PURPOSE OF THE STUDY.
Previously published oral desensitization protocols require weeks to months. The current study evaluates the safety, efficacy, and immunologic effects of a rapid egg oral desensitization protocol.
Twenty-three patients between 5 and 17 years of age with symptomatic immunoglobulin (Ig) E-mediated egg allergy were recruited from the Allergy Clinic of Ciudad Real General Hospital. Patients had a clinical history of IgE-mediated egg allergy and at least 1 of the following: a positive skin prick test to commercial egg extract, detection of serum specific IgE (>0.35 kU/L) to egg white or its proteins measured by fluorescence enzyme immunoassay, a positive oral challenge test within the previous 3 months, or an unequivocal history of reaction to egg within the previous 3 months.
Skin prick testing to pasteurized raw egg white and commercial extracts of egg, egg white, ovalbumin, and ovomucoid were performed before desensitization and at 3, 6, and 12 months after desensitization. Egg-specific IgE and IgG were measured before desensitization; at week 3; and at 3, 6, and 12 months after desensitization. Desensitization was achieved when the patient tolerated 1 whole cooked egg (30 mL of egg white) and 8 mL (1/4 of white of whole egg) of raw egg white. The desensitization was planned for a 5-day period but was individualized for each patient based on adverse reactions. Variables measured in-cluded the number and severity of adverse reactions, minimum dose that triggered symptoms, days until tolerance to a whole cooked egg, skin prick test wheal size, and egg-specific IgE and IgG before desensitization and during the minimum 6-month follow-up period.
Twenty (86.9%) of the 23 patients achieved tolerance to a whole cooked egg. Fourteen patients achieved tolerance within 5 days. Six patients achieved tolerance in <10 days. One patient discontinued desensitization due to repeated gastrointestinal adverse reactions. Two patients were switched to a slow desensitization protocol and achieved tolerance in 60 and 80 days, respectively. Eighteen patients experienced at least 1 adverse reaction during desensitization. There were 35 mild and 20 moderate reactions. Desensitization led to a fall in the mean values of skin prick test wheal size and specific IgE levels significant at 6 months after desensitization and an increase in specific IgG levels significant at 3 weeks after desensitization.
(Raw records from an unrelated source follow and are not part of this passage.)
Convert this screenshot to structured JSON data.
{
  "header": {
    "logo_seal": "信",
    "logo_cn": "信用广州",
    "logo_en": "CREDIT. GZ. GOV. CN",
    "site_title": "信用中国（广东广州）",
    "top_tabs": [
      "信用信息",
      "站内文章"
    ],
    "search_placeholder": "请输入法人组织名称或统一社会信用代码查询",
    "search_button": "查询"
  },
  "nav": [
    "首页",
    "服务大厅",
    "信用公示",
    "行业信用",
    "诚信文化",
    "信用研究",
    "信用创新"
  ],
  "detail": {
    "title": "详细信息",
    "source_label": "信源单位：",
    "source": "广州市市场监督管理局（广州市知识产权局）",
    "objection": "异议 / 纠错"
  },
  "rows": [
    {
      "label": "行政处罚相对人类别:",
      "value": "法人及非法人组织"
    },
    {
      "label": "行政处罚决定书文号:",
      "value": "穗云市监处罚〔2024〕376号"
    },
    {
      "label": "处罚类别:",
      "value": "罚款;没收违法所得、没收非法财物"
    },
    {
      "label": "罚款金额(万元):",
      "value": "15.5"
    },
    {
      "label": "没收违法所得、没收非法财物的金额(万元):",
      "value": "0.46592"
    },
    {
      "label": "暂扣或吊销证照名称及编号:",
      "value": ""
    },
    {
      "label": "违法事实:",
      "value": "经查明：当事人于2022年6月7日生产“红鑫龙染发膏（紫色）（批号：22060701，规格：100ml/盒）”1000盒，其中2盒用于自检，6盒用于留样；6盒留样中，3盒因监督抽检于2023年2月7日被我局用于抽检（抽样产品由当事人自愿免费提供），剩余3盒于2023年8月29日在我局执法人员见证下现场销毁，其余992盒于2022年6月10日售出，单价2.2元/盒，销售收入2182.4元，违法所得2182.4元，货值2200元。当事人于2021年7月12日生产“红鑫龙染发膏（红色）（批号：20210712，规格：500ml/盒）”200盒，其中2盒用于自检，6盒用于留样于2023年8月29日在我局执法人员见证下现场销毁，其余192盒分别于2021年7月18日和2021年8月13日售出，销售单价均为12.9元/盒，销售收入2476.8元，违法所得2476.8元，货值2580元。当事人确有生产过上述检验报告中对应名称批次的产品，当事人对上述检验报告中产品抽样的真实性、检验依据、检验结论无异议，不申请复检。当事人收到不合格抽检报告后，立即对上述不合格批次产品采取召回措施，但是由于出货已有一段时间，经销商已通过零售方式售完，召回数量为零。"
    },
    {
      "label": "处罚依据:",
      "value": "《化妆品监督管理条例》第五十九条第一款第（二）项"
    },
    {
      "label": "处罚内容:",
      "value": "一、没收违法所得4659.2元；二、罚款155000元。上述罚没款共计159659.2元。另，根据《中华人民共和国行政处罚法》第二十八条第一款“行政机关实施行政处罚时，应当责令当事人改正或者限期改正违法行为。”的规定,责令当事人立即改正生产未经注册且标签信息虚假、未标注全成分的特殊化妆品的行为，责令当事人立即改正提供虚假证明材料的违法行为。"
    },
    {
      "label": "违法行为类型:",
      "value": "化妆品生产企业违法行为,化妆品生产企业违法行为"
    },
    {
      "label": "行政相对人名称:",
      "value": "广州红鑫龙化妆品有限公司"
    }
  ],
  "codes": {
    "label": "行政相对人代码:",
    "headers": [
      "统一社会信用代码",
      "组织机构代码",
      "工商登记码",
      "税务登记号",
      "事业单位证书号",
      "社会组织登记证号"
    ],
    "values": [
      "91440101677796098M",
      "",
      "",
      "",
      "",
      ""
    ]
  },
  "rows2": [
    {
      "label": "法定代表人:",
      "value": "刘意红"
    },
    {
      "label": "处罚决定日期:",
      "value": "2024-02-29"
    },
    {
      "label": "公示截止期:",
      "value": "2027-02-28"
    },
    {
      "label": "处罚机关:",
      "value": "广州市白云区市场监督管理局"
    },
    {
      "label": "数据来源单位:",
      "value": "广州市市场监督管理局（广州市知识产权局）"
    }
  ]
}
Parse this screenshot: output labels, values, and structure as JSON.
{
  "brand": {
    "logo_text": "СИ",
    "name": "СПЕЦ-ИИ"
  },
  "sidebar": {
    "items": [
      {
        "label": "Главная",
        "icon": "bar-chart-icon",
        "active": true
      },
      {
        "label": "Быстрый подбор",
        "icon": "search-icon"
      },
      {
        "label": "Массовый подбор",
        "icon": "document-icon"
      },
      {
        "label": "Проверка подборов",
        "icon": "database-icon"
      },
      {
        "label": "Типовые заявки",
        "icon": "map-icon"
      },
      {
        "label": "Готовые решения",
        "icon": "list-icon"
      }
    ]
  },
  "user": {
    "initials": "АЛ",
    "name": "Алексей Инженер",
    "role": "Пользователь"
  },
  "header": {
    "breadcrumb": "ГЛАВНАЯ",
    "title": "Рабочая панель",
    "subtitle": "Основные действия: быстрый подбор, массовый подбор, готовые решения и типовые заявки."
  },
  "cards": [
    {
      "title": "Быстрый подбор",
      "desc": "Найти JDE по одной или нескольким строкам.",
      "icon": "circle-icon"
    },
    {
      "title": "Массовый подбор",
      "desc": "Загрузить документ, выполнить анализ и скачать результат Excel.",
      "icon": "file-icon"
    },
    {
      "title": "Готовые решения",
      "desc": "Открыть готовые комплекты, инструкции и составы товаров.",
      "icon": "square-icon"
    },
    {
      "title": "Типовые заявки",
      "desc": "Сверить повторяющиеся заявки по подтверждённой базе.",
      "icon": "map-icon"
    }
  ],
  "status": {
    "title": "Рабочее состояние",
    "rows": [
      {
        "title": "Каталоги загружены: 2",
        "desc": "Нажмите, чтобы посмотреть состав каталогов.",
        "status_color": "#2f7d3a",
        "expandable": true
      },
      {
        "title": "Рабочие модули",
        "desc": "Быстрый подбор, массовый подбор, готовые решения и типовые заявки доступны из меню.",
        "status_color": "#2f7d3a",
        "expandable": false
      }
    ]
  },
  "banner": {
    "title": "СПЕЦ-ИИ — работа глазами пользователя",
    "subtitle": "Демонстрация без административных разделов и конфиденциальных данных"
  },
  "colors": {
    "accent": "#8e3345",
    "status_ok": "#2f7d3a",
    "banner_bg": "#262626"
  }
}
The described protocol is safe and effective but must be performed in a highly supervised setting. Egg allergic patients can be desensitized within 5 days, without increased risk compared with earlier reported, slower protocols.
Egg is a common ingredient in a wide variety of foods. Desensitizing egg-allergic patients would reduce the risk of anaphylaxis associated with accidental ingestion and allow patients to consume a broader diet. Although the current study shows great promise, oral desensitization has significant inherent risks. Additional studies addressing patient selection, dosing, and long-term tolerance are essential before rapid oral desensitization becomes a commonly performed procedure.
- Copyright © 2012 by the American Academy of Pediatrics